> **RECORDED DATA**
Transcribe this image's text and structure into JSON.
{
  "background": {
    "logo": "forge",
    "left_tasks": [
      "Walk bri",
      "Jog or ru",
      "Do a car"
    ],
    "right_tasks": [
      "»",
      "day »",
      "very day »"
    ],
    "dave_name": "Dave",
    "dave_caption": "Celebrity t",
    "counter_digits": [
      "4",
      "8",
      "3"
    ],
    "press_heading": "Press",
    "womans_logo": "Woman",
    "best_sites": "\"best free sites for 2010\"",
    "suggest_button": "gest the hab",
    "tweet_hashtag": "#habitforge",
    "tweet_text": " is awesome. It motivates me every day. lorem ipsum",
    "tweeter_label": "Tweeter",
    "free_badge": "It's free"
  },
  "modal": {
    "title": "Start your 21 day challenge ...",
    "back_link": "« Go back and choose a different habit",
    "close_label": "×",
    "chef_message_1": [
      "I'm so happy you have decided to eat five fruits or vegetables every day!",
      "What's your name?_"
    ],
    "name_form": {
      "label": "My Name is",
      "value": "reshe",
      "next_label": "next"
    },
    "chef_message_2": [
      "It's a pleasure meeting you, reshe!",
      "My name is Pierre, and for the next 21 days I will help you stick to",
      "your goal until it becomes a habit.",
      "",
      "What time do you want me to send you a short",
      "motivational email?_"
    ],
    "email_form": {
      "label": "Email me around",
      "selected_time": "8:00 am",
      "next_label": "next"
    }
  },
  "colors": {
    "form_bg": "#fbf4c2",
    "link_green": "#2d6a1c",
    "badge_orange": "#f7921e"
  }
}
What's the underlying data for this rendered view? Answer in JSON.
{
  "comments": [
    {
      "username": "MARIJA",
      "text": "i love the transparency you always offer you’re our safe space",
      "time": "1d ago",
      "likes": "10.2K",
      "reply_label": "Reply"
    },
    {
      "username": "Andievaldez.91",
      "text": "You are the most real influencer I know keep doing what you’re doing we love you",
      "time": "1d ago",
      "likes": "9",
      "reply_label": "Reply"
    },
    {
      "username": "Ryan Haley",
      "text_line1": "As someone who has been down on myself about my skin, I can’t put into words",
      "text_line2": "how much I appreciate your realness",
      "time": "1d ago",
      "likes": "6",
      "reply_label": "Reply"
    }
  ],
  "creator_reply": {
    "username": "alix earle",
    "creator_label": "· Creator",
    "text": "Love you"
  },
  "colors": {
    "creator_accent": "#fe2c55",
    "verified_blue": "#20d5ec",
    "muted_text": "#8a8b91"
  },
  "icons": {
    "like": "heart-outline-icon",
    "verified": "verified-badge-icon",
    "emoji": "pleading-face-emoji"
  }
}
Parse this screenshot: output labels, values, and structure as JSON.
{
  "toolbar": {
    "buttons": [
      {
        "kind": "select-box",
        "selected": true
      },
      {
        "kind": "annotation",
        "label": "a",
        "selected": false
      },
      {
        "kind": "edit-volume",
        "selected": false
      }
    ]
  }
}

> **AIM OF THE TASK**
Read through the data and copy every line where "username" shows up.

> **TASK SOLUTION**
      "username": "MARIJA",
      "username": "Andievaldez.91",
      "username": "Ryan Haley",
    "username": "alix earle",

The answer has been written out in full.